After reading, studying and implementing Mike Michalowicz’s steps in his newest book, Clockwork, I’m here to tell you that living your brand promise will create a sense of purpose and alignment within your business. How do you do that? Keep reading.
It wasn't until I read the book, Clockwork, by Micheal Michalowicz, that I went back and re-evaluated the alignment of my group practice, Mindsight Behavioral Group. This has been the craziest week! On Monday, Clockwork arrived by mail. I finished the book at 9:30 am on Wednesday morning. Thirty minutes later sat in on a podcast with Gordon Brewer and Mike Michalowicz. Thursday I had a meeting with all of my administrative and support staff to re-evaluate our Brand Promise and Queen Bee Role.
I've always loved to read. As a kid I enjoyed fiction books, as an early adult I forgot what a book was, and now I love reading books on leadership, business, and entrepreneurship. As I sit here typing this blog, behind me stands a wall of shelving, full of books. I have everything from Tribe of Mentors, Originals, The Ideal Team Player, Top Secret to Twilight. If you were to look at my bookshelf, you would notice one thing right away; that's the twenty-five copies of Profit First directly in the center of the shelf.
Nearly a year ago I made a very difficult decision to invest in a mastermind group with Joe Sanok with Practice of the Practice.

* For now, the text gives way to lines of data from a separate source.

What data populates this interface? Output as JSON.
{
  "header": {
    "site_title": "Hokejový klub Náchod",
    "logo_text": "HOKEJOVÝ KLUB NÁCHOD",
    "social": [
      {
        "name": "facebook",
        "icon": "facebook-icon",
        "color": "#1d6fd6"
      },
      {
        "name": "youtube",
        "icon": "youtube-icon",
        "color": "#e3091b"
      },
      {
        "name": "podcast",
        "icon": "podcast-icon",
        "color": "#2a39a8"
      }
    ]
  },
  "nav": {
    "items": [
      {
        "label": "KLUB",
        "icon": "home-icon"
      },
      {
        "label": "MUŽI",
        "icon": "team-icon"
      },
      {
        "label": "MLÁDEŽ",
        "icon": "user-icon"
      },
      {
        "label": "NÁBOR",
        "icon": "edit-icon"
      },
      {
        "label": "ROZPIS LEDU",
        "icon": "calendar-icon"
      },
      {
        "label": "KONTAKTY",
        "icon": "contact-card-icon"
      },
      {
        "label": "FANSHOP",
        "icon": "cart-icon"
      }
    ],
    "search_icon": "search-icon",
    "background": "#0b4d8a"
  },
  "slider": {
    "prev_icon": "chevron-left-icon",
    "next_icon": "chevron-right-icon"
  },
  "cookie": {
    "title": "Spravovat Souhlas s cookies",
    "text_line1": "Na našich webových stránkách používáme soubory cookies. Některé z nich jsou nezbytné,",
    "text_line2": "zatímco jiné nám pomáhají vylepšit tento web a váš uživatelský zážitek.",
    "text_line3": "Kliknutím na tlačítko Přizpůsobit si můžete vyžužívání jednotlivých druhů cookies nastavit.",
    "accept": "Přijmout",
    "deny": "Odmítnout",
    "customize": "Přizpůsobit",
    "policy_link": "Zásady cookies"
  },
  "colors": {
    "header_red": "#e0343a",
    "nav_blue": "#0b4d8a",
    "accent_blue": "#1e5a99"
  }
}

At this time I had a good practice, a lot of passion and a ton of purpose, but what I didn’t have was a community of like-minded supporters.
Fast forward eleven months... I was given such an amazing opportunity to come face to face with that group of supporters that I desperately needed eleven months back. That group of private practice owners all came together in Traverse City Michigan, at a little place called Slow Down School. This is where my view of life began to shift and my perspective on work/life balance changed.
If you're fortunate enough to invest in a consultant to help you set up your group in a scale-able, please do so! This can save you lots of time and believe it or not, money! Unfortunately, I learned my tips and tricks the hard way; through trial and error. I wouldn't wish that on many people. If you are new to the Group Practice business or if you're considering transitioning from a solo practice to a group practice, these ten tips are a MUST READ!
I have a question. Let's imagine you inherited this brilliant behavioral health group from the most innovative and strategic owner of your time. It's vibrant and exploding, full of progressive ideas and forward thinking participants. This group has grossed five million dollars consecutively for the last five years and is on track to do 6 million the year you acquired it. You are the new owner, so what do you expect YOUR business to do this year? 6 million dollars, right? Why not? That's what you were told it would do.
In case you haven't noticed, behavioral groups are popping up all over the US. Why, you ask? There are several reasons, many of which being low start-up costs, the overwhelming need for services, the appearance that they're easy to operate, the will to help others, or even financial gain. Most of these business owners are clinicians themselves, but in some situations, they are not. Statistics are lacking on the success vs. fail rates of said behavioral business, however, if you're wondering what makes a good company, or what makes one company prosper when so many others struggle, I think I have the answer.